[App and web page records]
▬▬▬▬▬▬▬▬▬▬

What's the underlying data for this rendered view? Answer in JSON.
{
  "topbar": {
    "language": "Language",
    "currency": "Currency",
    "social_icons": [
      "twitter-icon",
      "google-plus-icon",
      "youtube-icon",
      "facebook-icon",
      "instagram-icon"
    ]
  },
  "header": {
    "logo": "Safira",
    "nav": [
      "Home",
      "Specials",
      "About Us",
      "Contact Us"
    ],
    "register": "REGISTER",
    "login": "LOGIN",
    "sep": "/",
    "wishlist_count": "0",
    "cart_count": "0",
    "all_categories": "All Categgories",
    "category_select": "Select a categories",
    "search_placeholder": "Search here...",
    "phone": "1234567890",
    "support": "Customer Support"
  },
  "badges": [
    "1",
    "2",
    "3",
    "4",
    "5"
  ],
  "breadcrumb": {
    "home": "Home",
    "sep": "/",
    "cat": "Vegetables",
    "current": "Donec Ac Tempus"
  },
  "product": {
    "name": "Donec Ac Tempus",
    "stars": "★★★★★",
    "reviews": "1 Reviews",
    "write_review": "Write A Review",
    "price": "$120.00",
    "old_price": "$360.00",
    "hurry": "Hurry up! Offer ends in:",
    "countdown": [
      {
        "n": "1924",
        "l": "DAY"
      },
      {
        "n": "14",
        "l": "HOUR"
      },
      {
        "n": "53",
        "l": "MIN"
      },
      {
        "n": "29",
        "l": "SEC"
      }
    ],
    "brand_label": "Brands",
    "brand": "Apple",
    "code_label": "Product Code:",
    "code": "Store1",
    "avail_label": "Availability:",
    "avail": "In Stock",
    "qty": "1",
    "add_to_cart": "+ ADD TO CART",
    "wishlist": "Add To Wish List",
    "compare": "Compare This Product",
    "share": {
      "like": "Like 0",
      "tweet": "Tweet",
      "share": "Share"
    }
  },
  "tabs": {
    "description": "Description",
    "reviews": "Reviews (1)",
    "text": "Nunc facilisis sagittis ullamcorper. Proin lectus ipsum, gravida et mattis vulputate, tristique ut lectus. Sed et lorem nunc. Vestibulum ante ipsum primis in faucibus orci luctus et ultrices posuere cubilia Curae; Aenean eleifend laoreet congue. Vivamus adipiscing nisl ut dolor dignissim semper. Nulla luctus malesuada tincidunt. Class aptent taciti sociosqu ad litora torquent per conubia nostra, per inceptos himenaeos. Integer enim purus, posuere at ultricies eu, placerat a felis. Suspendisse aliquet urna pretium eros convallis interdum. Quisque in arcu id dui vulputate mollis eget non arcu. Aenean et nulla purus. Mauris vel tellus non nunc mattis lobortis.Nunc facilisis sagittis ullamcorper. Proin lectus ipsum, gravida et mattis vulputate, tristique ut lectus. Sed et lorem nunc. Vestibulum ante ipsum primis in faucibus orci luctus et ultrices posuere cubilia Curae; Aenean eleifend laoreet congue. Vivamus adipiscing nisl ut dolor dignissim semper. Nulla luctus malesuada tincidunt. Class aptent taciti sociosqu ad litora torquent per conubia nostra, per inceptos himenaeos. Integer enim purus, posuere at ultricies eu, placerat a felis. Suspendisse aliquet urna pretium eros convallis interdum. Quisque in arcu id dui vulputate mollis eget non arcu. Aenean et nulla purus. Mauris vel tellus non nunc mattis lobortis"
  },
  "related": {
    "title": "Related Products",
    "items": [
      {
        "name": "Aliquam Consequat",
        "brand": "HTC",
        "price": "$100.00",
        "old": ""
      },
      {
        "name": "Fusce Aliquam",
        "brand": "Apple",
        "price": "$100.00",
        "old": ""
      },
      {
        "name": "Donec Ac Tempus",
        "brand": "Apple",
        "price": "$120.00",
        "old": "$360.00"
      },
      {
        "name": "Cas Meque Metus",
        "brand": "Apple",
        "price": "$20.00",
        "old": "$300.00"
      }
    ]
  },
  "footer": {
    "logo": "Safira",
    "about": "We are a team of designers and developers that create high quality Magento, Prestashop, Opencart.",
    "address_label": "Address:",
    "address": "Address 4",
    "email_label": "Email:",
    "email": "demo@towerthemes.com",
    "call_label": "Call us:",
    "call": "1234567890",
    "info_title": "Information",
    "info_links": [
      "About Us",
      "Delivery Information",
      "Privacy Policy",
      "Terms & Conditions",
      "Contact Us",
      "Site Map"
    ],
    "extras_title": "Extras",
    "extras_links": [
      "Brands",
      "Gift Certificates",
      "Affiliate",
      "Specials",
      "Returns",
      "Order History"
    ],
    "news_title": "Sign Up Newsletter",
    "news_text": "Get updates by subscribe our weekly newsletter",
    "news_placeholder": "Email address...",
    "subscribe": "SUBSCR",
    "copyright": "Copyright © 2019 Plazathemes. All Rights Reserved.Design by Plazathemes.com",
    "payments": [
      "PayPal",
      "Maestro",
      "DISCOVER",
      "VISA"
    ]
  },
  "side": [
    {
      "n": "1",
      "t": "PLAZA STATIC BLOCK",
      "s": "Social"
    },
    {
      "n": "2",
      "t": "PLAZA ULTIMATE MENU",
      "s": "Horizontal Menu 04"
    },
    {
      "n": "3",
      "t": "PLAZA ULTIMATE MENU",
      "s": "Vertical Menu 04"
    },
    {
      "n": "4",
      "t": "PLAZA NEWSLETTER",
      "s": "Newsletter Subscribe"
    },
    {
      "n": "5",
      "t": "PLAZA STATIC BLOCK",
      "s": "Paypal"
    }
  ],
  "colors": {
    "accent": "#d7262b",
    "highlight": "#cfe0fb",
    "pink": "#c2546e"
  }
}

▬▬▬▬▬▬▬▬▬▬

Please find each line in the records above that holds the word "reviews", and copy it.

    "reviews": "1 Reviews",
    "reviews": "Reviews (1)",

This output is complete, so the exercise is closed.